> [TASK PROMPT]: Going through the entries below, find how many lines hold "this", then give that number alone.
BEGIN INFORMATION SUPPLIED
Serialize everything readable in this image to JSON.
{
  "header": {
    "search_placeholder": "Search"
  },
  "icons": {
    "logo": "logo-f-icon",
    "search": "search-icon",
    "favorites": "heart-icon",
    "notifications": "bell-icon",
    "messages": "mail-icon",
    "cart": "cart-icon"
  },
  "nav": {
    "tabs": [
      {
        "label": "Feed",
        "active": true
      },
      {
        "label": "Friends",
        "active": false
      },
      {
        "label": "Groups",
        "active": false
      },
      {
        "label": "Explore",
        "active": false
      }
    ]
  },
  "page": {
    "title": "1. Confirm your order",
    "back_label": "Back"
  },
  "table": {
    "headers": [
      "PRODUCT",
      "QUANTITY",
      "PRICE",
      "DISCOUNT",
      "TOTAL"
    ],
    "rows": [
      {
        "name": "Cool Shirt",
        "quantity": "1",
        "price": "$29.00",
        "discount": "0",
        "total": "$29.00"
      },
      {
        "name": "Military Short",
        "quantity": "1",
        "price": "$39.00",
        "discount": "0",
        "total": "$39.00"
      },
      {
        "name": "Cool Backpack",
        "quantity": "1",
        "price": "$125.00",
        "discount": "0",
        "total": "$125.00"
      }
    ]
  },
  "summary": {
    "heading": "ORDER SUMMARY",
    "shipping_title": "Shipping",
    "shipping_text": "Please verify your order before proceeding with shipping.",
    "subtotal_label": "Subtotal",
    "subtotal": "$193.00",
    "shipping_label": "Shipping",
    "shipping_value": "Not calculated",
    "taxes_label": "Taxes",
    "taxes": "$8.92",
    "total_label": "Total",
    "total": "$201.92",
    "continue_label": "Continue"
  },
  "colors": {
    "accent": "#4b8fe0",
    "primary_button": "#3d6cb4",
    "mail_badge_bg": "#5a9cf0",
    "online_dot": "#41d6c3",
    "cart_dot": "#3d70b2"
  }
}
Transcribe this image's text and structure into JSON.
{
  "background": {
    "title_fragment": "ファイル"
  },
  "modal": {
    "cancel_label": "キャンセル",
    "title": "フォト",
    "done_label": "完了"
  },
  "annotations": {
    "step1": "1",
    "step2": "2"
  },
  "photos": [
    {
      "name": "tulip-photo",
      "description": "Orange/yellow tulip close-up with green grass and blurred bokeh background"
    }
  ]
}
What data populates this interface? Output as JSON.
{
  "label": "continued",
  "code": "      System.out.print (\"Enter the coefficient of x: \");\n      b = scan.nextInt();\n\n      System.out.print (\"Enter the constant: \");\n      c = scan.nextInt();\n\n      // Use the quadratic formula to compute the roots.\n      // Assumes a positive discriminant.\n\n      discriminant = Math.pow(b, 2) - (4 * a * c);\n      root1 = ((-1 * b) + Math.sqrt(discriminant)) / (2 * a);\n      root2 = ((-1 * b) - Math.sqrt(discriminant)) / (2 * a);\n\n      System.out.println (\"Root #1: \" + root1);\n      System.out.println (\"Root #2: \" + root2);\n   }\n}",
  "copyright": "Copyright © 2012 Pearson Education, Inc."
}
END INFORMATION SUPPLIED
> [REPLY]: 3